§ WHAT TO DO:
Reply with the data below, repeated exactly in full.

§ INPUT MATERIAL:
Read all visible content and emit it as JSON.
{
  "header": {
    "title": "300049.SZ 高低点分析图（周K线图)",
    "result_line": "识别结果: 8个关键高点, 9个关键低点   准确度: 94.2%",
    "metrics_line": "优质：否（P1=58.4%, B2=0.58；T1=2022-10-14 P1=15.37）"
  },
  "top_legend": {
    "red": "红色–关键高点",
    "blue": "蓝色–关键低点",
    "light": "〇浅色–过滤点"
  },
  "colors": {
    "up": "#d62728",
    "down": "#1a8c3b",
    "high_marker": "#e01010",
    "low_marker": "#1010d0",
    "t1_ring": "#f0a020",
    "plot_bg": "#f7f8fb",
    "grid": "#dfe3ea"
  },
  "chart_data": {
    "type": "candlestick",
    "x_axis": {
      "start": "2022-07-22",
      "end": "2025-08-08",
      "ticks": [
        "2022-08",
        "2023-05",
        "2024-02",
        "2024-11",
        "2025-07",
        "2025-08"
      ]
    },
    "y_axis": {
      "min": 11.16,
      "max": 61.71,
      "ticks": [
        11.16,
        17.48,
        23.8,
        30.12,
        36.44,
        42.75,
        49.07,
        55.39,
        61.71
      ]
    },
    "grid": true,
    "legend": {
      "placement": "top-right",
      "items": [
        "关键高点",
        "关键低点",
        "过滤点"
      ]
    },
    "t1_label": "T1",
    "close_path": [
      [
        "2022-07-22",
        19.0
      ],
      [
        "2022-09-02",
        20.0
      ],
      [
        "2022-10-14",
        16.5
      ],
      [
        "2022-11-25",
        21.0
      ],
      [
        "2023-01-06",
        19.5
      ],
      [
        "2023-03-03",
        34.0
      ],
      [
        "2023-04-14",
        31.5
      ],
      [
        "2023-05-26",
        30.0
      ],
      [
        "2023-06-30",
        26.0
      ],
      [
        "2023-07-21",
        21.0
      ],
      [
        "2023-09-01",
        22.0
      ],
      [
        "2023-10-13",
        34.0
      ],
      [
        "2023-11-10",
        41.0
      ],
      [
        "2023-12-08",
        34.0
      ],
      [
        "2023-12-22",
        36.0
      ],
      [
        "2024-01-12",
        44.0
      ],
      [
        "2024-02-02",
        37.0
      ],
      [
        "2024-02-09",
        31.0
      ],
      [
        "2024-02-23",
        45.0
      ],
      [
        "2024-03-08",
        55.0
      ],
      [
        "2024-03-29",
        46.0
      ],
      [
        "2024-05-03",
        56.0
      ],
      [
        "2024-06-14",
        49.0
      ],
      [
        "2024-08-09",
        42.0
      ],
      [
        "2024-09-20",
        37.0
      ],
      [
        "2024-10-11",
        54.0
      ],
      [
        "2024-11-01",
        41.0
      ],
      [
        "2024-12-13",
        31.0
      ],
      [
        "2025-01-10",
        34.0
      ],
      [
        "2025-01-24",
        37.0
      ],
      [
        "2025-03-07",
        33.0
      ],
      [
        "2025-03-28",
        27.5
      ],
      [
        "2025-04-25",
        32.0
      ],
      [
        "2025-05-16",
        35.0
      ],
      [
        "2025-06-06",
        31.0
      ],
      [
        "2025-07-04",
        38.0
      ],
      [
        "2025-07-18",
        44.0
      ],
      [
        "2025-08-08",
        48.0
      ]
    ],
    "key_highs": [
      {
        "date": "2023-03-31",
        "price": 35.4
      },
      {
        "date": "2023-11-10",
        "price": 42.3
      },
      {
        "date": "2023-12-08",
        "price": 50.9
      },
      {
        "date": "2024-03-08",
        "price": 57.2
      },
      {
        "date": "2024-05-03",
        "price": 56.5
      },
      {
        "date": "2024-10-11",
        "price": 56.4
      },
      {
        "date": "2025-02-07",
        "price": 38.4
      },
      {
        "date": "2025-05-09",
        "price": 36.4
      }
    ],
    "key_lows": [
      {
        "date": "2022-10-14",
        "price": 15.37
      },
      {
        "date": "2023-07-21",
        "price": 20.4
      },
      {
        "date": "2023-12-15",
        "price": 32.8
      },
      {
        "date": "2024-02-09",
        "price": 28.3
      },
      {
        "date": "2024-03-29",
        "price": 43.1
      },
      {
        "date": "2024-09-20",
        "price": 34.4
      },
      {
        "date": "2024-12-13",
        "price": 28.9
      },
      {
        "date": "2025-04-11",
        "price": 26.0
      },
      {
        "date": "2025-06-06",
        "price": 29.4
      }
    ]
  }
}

§ EXERCISE OUTPUT:
Read all visible content and emit it as JSON.
{
  "header": {
    "title": "300049.SZ 高低点分析图（周K线图)",
    "result_line": "识别结果: 8个关键高点, 9个关键低点   准确度: 94.2%",
    "metrics_line": "优质：否（P1=58.4%, B2=0.58；T1=2022-10-14 P1=15.37）"
  },
  "top_legend": {
    "red": "红色–关键高点",
    "blue": "蓝色–关键低点",
    "light": "〇浅色–过滤点"
  },
  "colors": {
    "up": "#d62728",
    "down": "#1a8c3b",
    "high_marker": "#e01010",
    "low_marker": "#1010d0",
    "t1_ring": "#f0a020",
    "plot_bg": "#f7f8fb",
    "grid": "#dfe3ea"
  },
  "chart_data": {
    "type": "candlestick",
    "x_axis": {
      "start": "2022-07-22",
      "end": "2025-08-08",
      "ticks": [
        "2022-08",
        "2023-05",
        "2024-02",
        "2024-11",
        "2025-07",
        "2025-08"
      ]
    },
    "y_axis": {
      "min": 11.16,
      "max": 61.71,
      "ticks": [
        11.16,
        17.48,
        23.8,
        30.12,
        36.44,
        42.75,
        49.07,
        55.39,
        61.71
      ]
    },
    "grid": true,
    "legend": {
      "placement": "top-right",
      "items": [
        "关键高点",
        "关键低点",
        "过滤点"
      ]
    },
    "t1_label": "T1",
    "close_path": [
      [
        "2022-07-22",
        19.0
      ],
      [
        "2022-09-02",
        20.0
      ],
      [
        "2022-10-14",
        16.5
      ],
      [
        "2022-11-25",
        21.0
      ],
      [
        "2023-01-06",
        19.5
      ],
      [
        "2023-03-03",
        34.0
      ],
      [
        "2023-04-14",
        31.5
      ],
      [
        "2023-05-26",
        30.0
      ],
      [
        "2023-06-30",
        26.0
      ],
      [
        "2023-07-21",
        21.0
      ],
      [
        "2023-09-01",
        22.0
      ],
      [
        "2023-10-13",
        34.0
      ],
      [
        "2023-11-10",
        41.0
      ],
      [
        "2023-12-08",
        34.0
      ],
      [
        "2023-12-22",
        36.0
      ],
      [
        "2024-01-12",
        44.0
      ],
      [
        "2024-02-02",
        37.0
      ],
      [
        "2024-02-09",
        31.0
      ],
      [
        "2024-02-23",
        45.0
      ],
      [
        "2024-03-08",
        55.0
      ],
      [
        "2024-03-29",
        46.0
      ],
      [
        "2024-05-03",
        56.0
      ],
      [
        "2024-06-14",
        49.0
      ],
      [
        "2024-08-09",
        42.0
      ],
      [
        "2024-09-20",
        37.0
      ],
      [
        "2024-10-11",
        54.0
      ],
      [
        "2024-11-01",
        41.0
      ],
      [
        "2024-12-13",
        31.0
      ],
      [
        "2025-01-10",
        34.0
      ],
      [
        "2025-01-24",
        37.0
      ],
      [
        "2025-03-07",
        33.0
      ],
      [
        "2025-03-28",
        27.5
      ],
      [
        "2025-04-25",
        32.0
      ],
      [
        "2025-05-16",
        35.0
      ],
      [
        "2025-06-06",
        31.0
      ],
      [
        "2025-07-04",
        38.0
      ],
      [
        "2025-07-18",
        44.0
      ],
      [
        "2025-08-08",
        48.0
      ]
    ],
    "key_highs": [
      {
        "date": "2023-03-31",
        "price": 35.4
      },
      {
        "date": "2023-11-10",
        "price": 42.3
      },
      {
        "date": "2023-12-08",
        "price": 50.9
      },
      {
        "date": "2024-03-08",
        "price": 57.2
      },
      {
        "date": "2024-05-03",
        "price": 56.5
      },
      {
        "date": "2024-10-11",
        "price": 56.4
      },
      {
        "date": "2025-02-07",
        "price": 38.4
      },
      {
        "date": "2025-05-09",
        "price": 36.4
      }
    ],
    "key_lows": [
      {
        "date": "2022-10-14",
        "price": 15.37
      },
      {
        "date": "2023-07-21",
        "price": 20.4
      },
      {
        "date": "2023-12-15",
        "price": 32.8
      },
      {
        "date": "2024-02-09",
        "price": 28.3
      },
      {
        "date": "2024-03-29",
        "price": 43.1
      },
      {
        "date": "2024-09-20",
        "price": 34.4
      },
      {
        "date": "2024-12-13",
        "price": 28.9
      },
      {
        "date": "2025-04-11",
        "price": 26.0
      },
      {
        "date": "2025-06-06",
        "price": 29.4
      }
    ]
  }
}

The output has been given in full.